#1

I am building a dashboard for my brother’s medical practice. The data is coming from a practice management system and contains tables such as:

  • Appointments
  • Charges
  • Payments
  • Patient profiles
    etc.

I created a date table for use in patient appointment report pages and linked it to appointments table. I then realized I needed a date table for filtering charges so created a separate Charges Date Table.

Now here’s an example of the problem I am running in to:

I have a measure called # patient encounters = COUNT(Patient_Encounters[Encounter_UID]). It gets filtered down in a report page that looks at patient volume metrics based on the Appointments Table.

Now I am creating a separate report page for charges, which has its own date table. Naturally, if I add the measure # patient encounters to that page I get the total patient encounters because the Charges Date Table is not filtering the measure.

I don’t want to affect the use of the patient encounter measure in other pages by making it actively related to the charges date table. What would you suggest I do?

  • Create a duplicate patient volume measure which uses the relationship between charges date table and appointments?
  • Replace the # patient encounter measure with something smarter, and what would that be?

Here’s the graphic for my situation:


#2

Firstly you model needs to be simplified. Certainly review this course when you can. It’s incredibly important to set up the data model as intuitively as possible.

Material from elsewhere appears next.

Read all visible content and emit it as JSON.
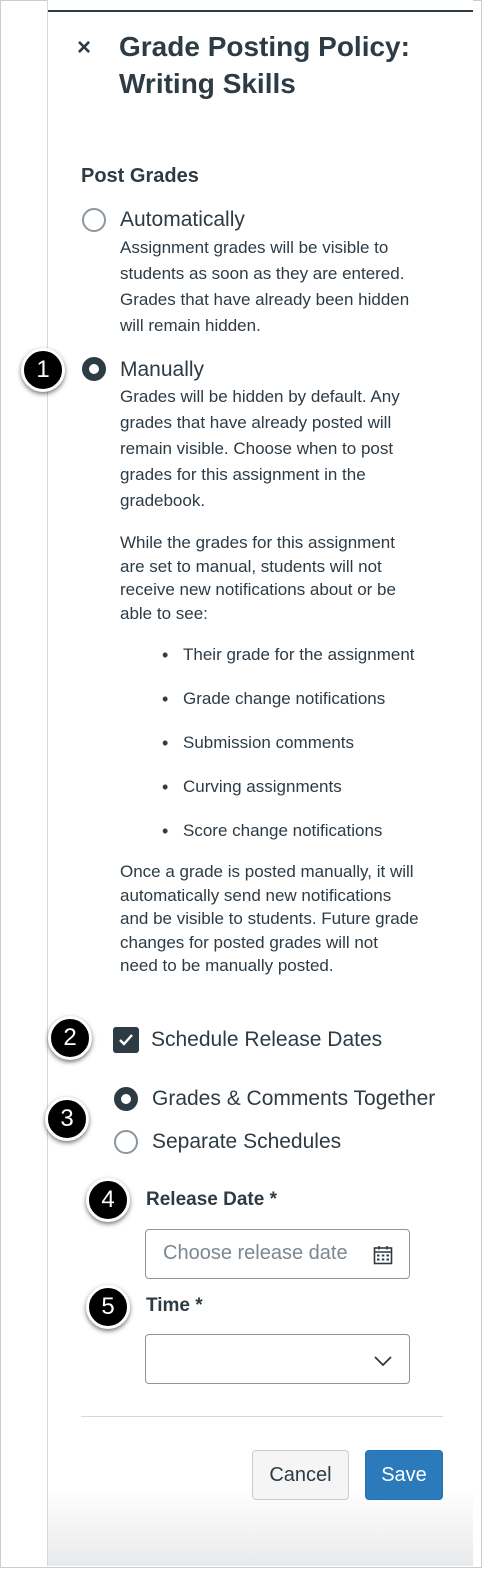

You should only have one date table first of all. So that needs to be changed before you do anything else.

Just looking at this closely, there’s not much point in moving forward until the model is optimized as the answer will be so simple once this is fixed up.

You want to make sure you lookup table are on the top row and your fact table on the bottom row, and have a waterfall of filter flowing down the hill.

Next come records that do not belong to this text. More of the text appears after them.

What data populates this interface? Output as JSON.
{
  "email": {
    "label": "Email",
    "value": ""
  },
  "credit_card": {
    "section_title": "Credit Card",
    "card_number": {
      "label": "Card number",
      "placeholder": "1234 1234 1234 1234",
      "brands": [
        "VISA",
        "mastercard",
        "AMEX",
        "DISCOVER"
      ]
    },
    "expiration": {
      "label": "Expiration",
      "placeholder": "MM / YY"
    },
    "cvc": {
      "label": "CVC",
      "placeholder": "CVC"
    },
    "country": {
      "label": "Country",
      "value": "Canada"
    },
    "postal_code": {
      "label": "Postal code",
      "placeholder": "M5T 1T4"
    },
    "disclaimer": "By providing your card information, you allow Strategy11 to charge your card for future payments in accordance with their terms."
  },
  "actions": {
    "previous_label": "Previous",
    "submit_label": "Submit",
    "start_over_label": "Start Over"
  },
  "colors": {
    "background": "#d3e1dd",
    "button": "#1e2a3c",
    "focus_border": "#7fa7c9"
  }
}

You filters should all be really intuitive and you need to be able to visualize this simply.

Can you go through the course? Everything you need is in there and will save you 100s of hours on the development side if you can clean this up.

Chrs
Sam


#3

Thanks to Sam’s suggested viewing materials (Advanced Data Transformations & Modeling) I completely re-built my data model. Experienced relational database designers are at a disadvantage here because it is counter-intuitive to flatten and simplify the database design which works for you when you are creating an application.

Here is the data model before and after:

Before:

After:

as Sam pointed out to me - creating queries becomes much simpler and straightforward once I did away with multiple directional relationships: everything flows in waterfall style as he advises and so I just needed one single date table to run the entire model.

Thank you Sam!


#4

Really brilliant, so simple and intuitive the updated version. Your DAX will be so simple now it’s crazy to what it would have to have had before.